───── Records supplied ─────

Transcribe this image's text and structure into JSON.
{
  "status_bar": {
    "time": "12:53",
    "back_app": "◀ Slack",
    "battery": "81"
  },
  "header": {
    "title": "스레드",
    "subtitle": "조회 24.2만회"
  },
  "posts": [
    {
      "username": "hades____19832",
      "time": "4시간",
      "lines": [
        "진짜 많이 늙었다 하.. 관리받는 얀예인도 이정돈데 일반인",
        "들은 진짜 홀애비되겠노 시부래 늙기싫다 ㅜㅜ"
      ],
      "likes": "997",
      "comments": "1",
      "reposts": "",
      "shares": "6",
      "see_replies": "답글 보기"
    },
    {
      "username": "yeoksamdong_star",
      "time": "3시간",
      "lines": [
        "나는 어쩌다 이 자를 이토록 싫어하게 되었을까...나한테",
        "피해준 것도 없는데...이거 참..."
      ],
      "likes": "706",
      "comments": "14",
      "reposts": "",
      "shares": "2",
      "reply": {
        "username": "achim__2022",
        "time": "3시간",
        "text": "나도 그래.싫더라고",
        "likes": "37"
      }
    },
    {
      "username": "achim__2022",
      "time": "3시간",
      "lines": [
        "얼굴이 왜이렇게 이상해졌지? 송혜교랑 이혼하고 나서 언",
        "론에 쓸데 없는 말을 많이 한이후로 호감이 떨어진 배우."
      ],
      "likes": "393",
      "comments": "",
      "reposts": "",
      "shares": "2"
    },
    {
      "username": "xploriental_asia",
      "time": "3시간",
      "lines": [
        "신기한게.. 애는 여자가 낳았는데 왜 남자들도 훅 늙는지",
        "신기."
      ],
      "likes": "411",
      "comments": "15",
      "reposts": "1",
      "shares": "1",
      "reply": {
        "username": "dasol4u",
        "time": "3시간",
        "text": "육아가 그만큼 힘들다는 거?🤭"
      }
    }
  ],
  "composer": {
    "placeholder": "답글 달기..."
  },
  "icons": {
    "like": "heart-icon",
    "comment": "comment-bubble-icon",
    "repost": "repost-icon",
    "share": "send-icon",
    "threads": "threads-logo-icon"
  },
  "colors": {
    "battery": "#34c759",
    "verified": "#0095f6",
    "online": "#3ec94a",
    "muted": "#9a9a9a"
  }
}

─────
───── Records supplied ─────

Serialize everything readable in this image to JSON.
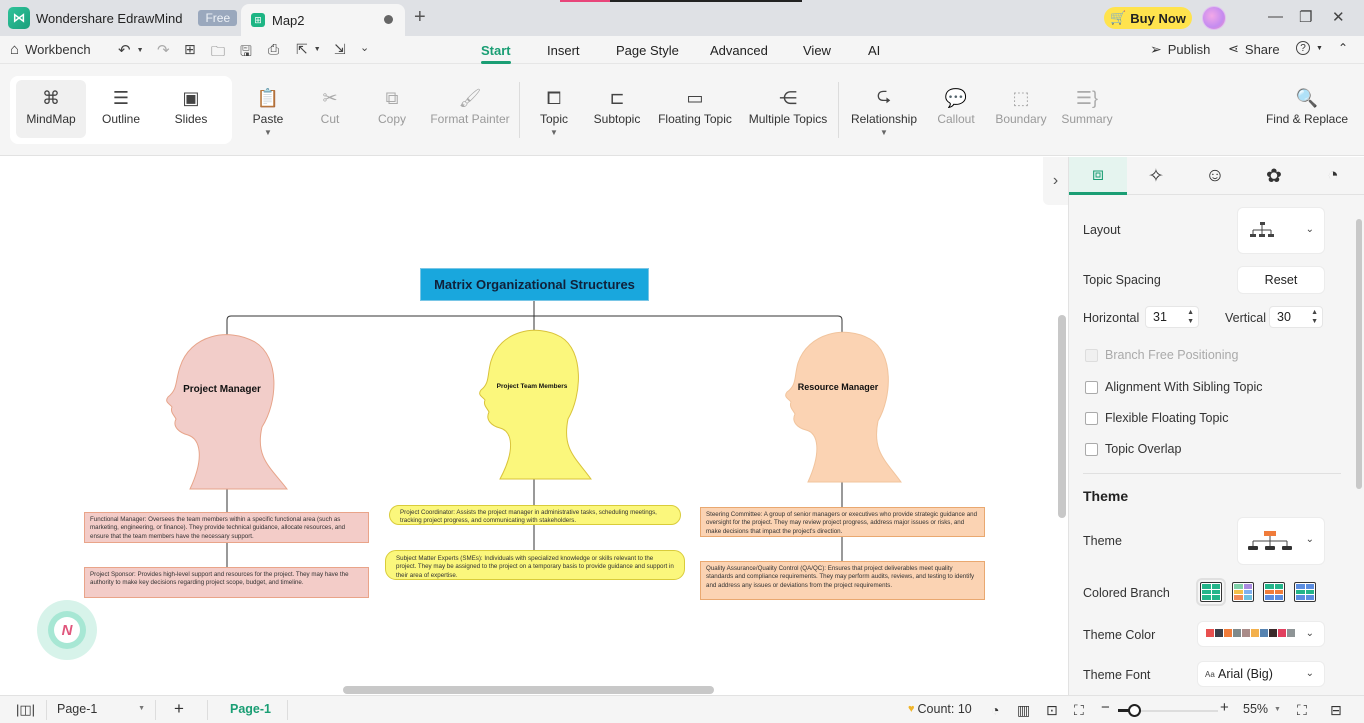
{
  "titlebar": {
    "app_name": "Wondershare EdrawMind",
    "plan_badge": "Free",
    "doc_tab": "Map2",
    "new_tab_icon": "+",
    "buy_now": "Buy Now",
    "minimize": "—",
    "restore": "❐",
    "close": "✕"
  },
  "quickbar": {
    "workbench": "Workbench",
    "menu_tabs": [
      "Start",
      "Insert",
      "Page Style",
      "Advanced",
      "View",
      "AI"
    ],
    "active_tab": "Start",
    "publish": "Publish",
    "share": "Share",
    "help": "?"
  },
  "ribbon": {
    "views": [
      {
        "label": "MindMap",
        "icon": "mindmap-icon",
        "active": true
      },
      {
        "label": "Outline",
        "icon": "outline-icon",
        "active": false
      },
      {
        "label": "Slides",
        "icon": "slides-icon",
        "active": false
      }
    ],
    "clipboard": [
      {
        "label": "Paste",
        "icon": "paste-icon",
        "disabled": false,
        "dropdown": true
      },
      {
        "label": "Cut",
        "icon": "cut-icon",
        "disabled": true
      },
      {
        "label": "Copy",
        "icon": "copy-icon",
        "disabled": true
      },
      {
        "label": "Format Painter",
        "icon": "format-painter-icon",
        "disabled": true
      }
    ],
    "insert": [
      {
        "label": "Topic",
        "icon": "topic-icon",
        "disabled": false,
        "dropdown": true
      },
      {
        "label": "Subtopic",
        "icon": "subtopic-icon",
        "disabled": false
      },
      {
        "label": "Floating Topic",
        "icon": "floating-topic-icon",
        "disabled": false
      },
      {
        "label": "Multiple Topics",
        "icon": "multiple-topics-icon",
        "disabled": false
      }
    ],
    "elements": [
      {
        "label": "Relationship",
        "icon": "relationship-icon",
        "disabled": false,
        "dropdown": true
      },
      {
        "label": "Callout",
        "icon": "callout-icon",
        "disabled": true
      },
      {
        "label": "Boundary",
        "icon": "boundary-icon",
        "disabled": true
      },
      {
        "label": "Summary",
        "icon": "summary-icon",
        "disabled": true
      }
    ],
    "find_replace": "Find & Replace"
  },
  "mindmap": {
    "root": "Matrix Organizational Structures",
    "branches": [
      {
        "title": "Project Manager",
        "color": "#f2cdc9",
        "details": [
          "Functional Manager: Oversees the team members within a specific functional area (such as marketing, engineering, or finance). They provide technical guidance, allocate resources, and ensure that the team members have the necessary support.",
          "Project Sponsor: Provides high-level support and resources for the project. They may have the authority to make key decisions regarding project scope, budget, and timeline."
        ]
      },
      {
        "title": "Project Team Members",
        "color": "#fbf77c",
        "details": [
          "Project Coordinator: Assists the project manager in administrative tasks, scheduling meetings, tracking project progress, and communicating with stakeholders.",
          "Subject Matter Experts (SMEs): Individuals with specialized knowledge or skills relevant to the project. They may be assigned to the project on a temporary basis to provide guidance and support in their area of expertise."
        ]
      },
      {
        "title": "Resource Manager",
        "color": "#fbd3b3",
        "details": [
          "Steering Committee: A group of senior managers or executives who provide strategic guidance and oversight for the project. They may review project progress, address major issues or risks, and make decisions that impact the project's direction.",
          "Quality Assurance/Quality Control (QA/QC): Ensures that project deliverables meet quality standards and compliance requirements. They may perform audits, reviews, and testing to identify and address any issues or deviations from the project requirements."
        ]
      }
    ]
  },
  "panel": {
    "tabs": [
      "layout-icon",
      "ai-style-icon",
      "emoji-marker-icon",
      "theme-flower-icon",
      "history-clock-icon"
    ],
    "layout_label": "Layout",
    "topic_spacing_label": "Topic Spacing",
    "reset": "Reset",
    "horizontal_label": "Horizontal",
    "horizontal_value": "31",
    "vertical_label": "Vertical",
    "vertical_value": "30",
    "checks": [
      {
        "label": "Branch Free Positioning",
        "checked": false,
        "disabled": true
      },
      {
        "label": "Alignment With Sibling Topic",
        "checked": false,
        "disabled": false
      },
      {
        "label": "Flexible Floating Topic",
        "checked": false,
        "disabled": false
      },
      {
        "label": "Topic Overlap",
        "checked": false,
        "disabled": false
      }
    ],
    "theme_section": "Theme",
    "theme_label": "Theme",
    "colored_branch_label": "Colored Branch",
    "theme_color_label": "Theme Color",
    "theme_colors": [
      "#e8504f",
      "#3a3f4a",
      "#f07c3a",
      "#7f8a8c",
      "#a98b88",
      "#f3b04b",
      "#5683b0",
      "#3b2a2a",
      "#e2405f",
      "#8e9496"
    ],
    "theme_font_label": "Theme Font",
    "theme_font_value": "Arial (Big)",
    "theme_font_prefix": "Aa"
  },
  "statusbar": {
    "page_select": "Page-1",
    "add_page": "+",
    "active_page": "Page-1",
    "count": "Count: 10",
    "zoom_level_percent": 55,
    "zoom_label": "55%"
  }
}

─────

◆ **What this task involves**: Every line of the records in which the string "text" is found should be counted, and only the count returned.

◆ **Exercise solution**: 3